_RECORDS PROVIDED_.
----

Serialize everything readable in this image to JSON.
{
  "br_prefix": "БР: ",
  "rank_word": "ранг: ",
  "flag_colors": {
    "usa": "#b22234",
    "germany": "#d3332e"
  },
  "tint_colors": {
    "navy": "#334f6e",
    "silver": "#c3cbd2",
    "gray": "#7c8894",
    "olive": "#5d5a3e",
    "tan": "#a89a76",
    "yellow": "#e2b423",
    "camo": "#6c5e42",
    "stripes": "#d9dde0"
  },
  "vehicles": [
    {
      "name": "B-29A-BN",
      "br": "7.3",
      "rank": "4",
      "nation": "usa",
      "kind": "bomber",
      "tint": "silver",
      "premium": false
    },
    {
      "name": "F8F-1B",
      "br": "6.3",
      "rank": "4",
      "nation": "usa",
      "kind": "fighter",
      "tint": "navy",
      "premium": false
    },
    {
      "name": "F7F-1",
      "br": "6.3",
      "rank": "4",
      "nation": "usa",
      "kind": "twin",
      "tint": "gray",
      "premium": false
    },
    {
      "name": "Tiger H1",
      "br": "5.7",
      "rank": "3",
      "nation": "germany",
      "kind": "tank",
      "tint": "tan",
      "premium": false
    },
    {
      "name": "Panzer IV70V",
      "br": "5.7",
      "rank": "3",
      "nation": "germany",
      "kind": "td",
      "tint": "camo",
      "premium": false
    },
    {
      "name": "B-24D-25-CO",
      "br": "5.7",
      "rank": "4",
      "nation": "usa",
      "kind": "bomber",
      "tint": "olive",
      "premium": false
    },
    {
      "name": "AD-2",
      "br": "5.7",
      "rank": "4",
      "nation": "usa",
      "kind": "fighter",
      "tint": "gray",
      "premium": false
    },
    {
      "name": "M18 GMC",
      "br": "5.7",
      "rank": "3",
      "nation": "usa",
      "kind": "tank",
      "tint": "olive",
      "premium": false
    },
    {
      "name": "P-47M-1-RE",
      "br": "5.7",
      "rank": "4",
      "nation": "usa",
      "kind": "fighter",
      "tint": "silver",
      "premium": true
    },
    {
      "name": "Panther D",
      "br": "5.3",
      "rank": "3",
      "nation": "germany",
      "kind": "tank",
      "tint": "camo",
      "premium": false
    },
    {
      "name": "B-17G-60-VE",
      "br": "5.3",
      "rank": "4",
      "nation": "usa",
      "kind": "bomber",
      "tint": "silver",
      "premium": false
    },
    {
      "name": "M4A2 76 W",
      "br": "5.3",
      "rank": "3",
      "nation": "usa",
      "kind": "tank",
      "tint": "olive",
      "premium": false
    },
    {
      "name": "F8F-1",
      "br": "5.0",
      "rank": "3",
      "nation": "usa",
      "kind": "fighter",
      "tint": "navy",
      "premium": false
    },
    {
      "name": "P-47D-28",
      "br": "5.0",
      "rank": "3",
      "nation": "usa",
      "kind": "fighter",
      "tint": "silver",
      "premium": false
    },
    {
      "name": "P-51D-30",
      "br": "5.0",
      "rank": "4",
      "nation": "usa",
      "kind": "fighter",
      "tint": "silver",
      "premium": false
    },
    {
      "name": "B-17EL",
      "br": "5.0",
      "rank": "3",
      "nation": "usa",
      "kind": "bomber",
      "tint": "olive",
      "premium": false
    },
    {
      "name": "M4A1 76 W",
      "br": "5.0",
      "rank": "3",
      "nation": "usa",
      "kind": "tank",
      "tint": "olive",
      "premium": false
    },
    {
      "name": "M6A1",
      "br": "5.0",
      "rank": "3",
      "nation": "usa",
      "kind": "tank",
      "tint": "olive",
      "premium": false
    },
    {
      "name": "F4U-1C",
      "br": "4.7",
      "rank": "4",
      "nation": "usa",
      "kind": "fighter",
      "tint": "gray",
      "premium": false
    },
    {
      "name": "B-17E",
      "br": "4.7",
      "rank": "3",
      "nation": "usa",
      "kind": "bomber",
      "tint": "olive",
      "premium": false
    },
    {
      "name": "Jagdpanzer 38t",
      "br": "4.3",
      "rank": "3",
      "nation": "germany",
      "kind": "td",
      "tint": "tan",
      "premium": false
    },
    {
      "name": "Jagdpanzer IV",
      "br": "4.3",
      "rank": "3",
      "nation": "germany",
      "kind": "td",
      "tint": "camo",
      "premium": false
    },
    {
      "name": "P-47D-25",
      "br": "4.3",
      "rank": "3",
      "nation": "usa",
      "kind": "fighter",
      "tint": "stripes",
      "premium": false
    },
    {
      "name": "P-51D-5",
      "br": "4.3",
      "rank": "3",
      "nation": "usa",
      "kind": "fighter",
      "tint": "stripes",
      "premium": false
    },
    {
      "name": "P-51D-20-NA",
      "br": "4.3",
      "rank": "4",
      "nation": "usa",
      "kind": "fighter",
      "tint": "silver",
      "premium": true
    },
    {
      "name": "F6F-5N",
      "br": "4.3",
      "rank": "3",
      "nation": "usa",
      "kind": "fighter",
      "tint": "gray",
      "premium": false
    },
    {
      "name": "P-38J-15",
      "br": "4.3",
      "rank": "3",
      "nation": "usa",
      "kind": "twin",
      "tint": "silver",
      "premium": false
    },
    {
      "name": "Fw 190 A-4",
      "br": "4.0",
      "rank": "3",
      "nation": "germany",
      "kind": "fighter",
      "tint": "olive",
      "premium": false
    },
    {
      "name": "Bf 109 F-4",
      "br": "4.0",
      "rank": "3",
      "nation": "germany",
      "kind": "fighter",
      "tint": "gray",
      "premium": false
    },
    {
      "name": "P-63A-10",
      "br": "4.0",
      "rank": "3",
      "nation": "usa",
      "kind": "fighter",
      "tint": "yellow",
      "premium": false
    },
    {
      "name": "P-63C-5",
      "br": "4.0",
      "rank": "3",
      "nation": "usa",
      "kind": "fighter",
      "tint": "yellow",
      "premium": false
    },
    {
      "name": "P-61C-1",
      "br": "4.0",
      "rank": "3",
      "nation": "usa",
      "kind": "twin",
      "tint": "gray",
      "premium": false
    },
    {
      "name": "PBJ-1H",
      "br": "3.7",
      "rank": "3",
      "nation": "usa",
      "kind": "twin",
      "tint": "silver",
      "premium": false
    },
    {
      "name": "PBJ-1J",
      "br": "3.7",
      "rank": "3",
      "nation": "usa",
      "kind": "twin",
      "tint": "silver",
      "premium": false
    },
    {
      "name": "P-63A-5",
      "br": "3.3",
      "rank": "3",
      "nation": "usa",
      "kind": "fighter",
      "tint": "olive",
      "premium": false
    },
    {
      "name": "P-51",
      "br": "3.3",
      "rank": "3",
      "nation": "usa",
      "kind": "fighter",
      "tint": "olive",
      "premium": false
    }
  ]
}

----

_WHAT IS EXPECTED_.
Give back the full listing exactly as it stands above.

_SOLUTION TO THIS EXERCISE_.
Serialize everything readable in this image to JSON.
{
  "br_prefix": "БР: ",
  "rank_word": "ранг: ",
  "flag_colors": {
    "usa": "#b22234",
    "germany": "#d3332e"
  },
  "tint_colors": {
    "navy": "#334f6e",
    "silver": "#c3cbd2",
    "gray": "#7c8894",
    "olive": "#5d5a3e",
    "tan": "#a89a76",
    "yellow": "#e2b423",
    "camo": "#6c5e42",
    "stripes": "#d9dde0"
  },
  "vehicles": [
    {
      "name": "B-29A-BN",
      "br": "7.3",
      "rank": "4",
      "nation": "usa",
      "kind": "bomber",
      "tint": "silver",
      "premium": false
    },
    {
      "name": "F8F-1B",
      "br": "6.3",
      "rank": "4",
      "nation": "usa",
      "kind": "fighter",
      "tint": "navy",
      "premium": false
    },
    {
      "name": "F7F-1",
      "br": "6.3",
      "rank": "4",
      "nation": "usa",
      "kind": "twin",
      "tint": "gray",
      "premium": false
    },
    {
      "name": "Tiger H1",
      "br": "5.7",
      "rank": "3",
      "nation": "germany",
      "kind": "tank",
      "tint": "tan",
      "premium": false
    },
    {
      "name": "Panzer IV70V",
      "br": "5.7",
      "rank": "3",
      "nation": "germany",
      "kind": "td",
      "tint": "camo",
      "premium": false
    },
    {
      "name": "B-24D-25-CO",
      "br": "5.7",
      "rank": "4",
      "nation": "usa",
      "kind": "bomber",
      "tint": "olive",
      "premium": false
    },
    {
      "name": "AD-2",
      "br": "5.7",
      "rank": "4",
      "nation": "usa",
      "kind": "fighter",
      "tint": "gray",
      "premium": false
    },
    {
      "name": "M18 GMC",
      "br": "5.7",
      "rank": "3",
      "nation": "usa",
      "kind": "tank",
      "tint": "olive",
      "premium": false
    },
    {
      "name": "P-47M-1-RE",
      "br": "5.7",
      "rank": "4",
      "nation": "usa",
      "kind": "fighter",
      "tint": "silver",
      "premium": true
    },
    {
      "name": "Panther D",
      "br": "5.3",
      "rank": "3",
      "nation": "germany",
      "kind": "tank",
      "tint": "camo",
      "premium": false
    },
    {
      "name": "B-17G-60-VE",
      "br": "5.3",
      "rank": "4",
      "nation": "usa",
      "kind": "bomber",
      "tint": "silver",
      "premium": false
    },
    {
      "name": "M4A2 76 W",
      "br": "5.3",
      "rank": "3",
      "nation": "usa",
      "kind": "tank",
      "tint": "olive",
      "premium": false
    },
    {
      "name": "F8F-1",
      "br": "5.0",
      "rank": "3",
      "nation": "usa",
      "kind": "fighter",
      "tint": "navy",
      "premium": false
    },
    {
      "name": "P-47D-28",
      "br": "5.0",
      "rank": "3",
      "nation": "usa",
      "kind": "fighter",
      "tint": "silver",
      "premium": false
    },
    {
      "name": "P-51D-30",
      "br": "5.0",
      "rank": "4",
      "nation": "usa",
      "kind": "fighter",
      "tint": "silver",
      "premium": false
    },
    {
      "name": "B-17EL",
      "br": "5.0",
      "rank": "3",
      "nation": "usa",
      "kind": "bomber",
      "tint": "olive",
      "premium": false
    },
    {
      "name": "M4A1 76 W",
      "br": "5.0",
      "rank": "3",
      "nation": "usa",
      "kind": "tank",
      "tint": "olive",
      "premium": false
    },
    {
      "name": "M6A1",
      "br": "5.0",
      "rank": "3",
      "nation": "usa",
      "kind": "tank",
      "tint": "olive",
      "premium": false
    },
    {
      "name": "F4U-1C",
      "br": "4.7",
      "rank": "4",
      "nation": "usa",
      "kind": "fighter",
      "tint": "gray",
      "premium": false
    },
    {
      "name": "B-17E",
      "br": "4.7",
      "rank": "3",
      "nation": "usa",
      "kind": "bomber",
      "tint": "olive",
      "premium": false
    },
    {
      "name": "Jagdpanzer 38t",
      "br": "4.3",
      "rank": "3",
      "nation": "germany",
      "kind": "td",
      "tint": "tan",
      "premium": false
    },
    {
      "name": "Jagdpanzer IV",
      "br": "4.3",
      "rank": "3",
      "nation": "germany",
      "kind": "td",
      "tint": "camo",
      "premium": false
    },
    {
      "name": "P-47D-25",
      "br": "4.3",
      "rank": "3",
      "nation": "usa",
      "kind": "fighter",
      "tint": "stripes",
      "premium": false
    },
    {
      "name": "P-51D-5",
      "br": "4.3",
      "rank": "3",
      "nation": "usa",
      "kind": "fighter",
      "tint": "stripes",
      "premium": false
    },
    {
      "name": "P-51D-20-NA",
      "br": "4.3",
      "rank": "4",
      "nation": "usa",
      "kind": "fighter",
      "tint": "silver",
      "premium": true
    },
    {
      "name": "F6F-5N",
      "br": "4.3",
      "rank": "3",
      "nation": "usa",
      "kind": "fighter",
      "tint": "gray",
      "premium": false
    },
    {
      "name": "P-38J-15",
      "br": "4.3",
      "rank": "3",
      "nation": "usa",
      "kind": "twin",
      "tint": "silver",
      "premium": false
    },
    {
      "name": "Fw 190 A-4",
      "br": "4.0",
      "rank": "3",
      "nation": "germany",
      "kind": "fighter",
      "tint": "olive",
      "premium": false
    },
    {
      "name": "Bf 109 F-4",
      "br": "4.0",
      "rank": "3",
      "nation": "germany",
      "kind": "fighter",
      "tint": "gray",
      "premium": false
    },
    {
      "name": "P-63A-10",
      "br": "4.0",
      "rank": "3",
      "nation": "usa",
      "kind": "fighter",
      "tint": "yellow",
      "premium": false
    },
    {
      "name": "P-63C-5",
      "br": "4.0",
      "rank": "3",
      "nation": "usa",
      "kind": "fighter",
      "tint": "yellow",
      "premium": false
    },
    {
      "name": "P-61C-1",
      "br": "4.0",
      "rank": "3",
      "nation": "usa",
      "kind": "twin",
      "tint": "gray",
      "premium": false
    },
    {
      "name": "PBJ-1H",
      "br": "3.7",
      "rank": "3",
      "nation": "usa",
      "kind": "twin",
      "tint": "silver",
      "premium": false
    },
    {
      "name": "PBJ-1J",
      "br": "3.7",
      "rank": "3",
      "nation": "usa",
      "kind": "twin",
      "tint": "silver",
      "premium": false
    },
    {
      "name": "P-63A-5",
      "br": "3.3",
      "rank": "3",
      "nation": "usa",
      "kind": "fighter",
      "tint": "olive",
      "premium": false
    },
    {
      "name": "P-51",
      "br": "3.3",
      "rank": "3",
      "nation": "usa",
      "kind": "fighter",
      "tint": "olive",
      "premium": false
    }
  ]
}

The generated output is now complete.